All is going swimmingly until Ma Fields interrupts the proceedings and the men gang up on the exposed Friendly Fields. A fight breaks out in the schoolhouse, while the real Blackie Burke, upon hearing of Fields’ deception, storms off to gun him down. Burke happens upon the schoolhouse and Fields escapes to hunt down the outlaw. Fields catches up with Burke and the two fight it out. Burke surrenders

“Trailin’ Trouble” (also referred to as “Trailing Trouble”) was an enjoyable Ken Maynard vehicle from his later period. Many commentators have stated that the Ken Maynard of the late 30’s and 40’s was a shell of his former self, overweight and immobile. This assessment couldn’t be further from the truth. Maynard, while slightly paunchy, is no less agile than he was when he made his westerns for World Wide Pictures and Tiffany at the start of the decade.

This film, produced for the struggling and short-lived poverty row outfit Grand National Films, was a delight and I deeply enjoyed the sequence where Ken sings and plays the fiddle, one of the rare instances of him doing so in the later films. As stated in my previous review of “Hell-Fire Austin,” Maynard was the first singing cowboy of the movies and was also one of the earliest cowboy movie stars to record music.

While watching this film, I could not help but feel that I’ve seen this story before and this was confirmed with a quick visit to the Internet Movie Database where I discovered this was in fact, a remake of an earlier B western I’ve seen, this being Allied Pictures’ 1931 film “The Hard Hombre” starring Hoot Gibson, a film I may choose to formally review at a later date. It bears mentioning that both films were produced by M.H. Hoffman, a prolific producer of poverty row filmmaking. Anyone whom has seen the earlier film will no doubt be able to notice the parallels with “Trailin’ Trouble.”

The trappings of poverty row are evident in the fact that the only way to decipher the heroic Maynard from his villainous counterpart are the color of hat (the evil Maynard wears white, ironically enough) and the evil Maynard appears to have not shaved in some time. The acting from the remainder of the players is passable to middling with Lona Andre, the film’s heroine, appearing worse for the wear. It was amusing to see Andre paint eyeglasses on her face during one scene, providing me shades of obscure stage and screen comedian Bobby Clark of the team Clark and McCullough.

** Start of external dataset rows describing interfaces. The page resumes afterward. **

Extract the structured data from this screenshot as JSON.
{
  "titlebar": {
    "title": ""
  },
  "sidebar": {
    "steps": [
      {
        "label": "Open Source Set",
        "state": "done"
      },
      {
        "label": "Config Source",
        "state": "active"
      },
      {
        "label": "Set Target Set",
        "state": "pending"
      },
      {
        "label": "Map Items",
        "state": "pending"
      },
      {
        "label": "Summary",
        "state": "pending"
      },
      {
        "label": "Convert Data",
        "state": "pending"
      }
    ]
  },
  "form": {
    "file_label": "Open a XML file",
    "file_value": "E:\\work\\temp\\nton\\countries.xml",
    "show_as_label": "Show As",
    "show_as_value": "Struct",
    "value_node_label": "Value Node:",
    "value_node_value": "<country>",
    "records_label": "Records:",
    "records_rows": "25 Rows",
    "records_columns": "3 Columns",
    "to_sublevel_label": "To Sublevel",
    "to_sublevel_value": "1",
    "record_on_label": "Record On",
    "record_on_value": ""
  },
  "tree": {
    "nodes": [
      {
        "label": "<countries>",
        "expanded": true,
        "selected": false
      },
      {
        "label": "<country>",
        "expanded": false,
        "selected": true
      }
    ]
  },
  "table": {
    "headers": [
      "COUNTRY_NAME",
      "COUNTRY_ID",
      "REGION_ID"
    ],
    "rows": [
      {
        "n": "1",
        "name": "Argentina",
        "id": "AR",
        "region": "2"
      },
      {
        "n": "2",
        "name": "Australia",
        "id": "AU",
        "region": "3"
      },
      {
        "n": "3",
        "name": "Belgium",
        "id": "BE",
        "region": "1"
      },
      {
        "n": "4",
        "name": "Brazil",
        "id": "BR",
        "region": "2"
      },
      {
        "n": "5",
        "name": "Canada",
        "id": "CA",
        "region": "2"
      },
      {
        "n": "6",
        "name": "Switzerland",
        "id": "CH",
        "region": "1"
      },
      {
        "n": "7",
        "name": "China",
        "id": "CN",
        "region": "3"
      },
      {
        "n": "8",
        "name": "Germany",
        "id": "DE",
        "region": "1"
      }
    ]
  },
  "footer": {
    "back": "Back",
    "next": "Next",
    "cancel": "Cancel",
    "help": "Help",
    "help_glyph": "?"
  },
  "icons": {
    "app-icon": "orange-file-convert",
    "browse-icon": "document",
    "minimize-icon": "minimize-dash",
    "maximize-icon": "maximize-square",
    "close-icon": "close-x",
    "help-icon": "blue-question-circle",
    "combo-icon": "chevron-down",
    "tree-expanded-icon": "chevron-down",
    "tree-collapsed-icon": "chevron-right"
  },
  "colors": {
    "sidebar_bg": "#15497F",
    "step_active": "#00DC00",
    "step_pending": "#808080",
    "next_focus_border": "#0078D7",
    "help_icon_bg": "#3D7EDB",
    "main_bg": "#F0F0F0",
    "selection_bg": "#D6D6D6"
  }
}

While I cannot recommend “Trailin’ Trouble” to Maynard newbies, I certainly recommend it to his most ardent fans, such as myself. Additionally, it is intriguing to see Maynard remaking a film starring another favorite of mine, Hoot Gibson, even if Maynard’s gruff exterior doesn’t necessarily lend itself to the peaceable, jovial types that Gibson played in his films. The highlight for many will be the aforementioned sequence where Maynard belts out a tune with the boys on the ranch as well as some of Maynard’s world-famous trick riding which he could still successfully do in 1937 despite what his biggest detractors have said. An enjoyable and breezy watch that never wears out its welcome.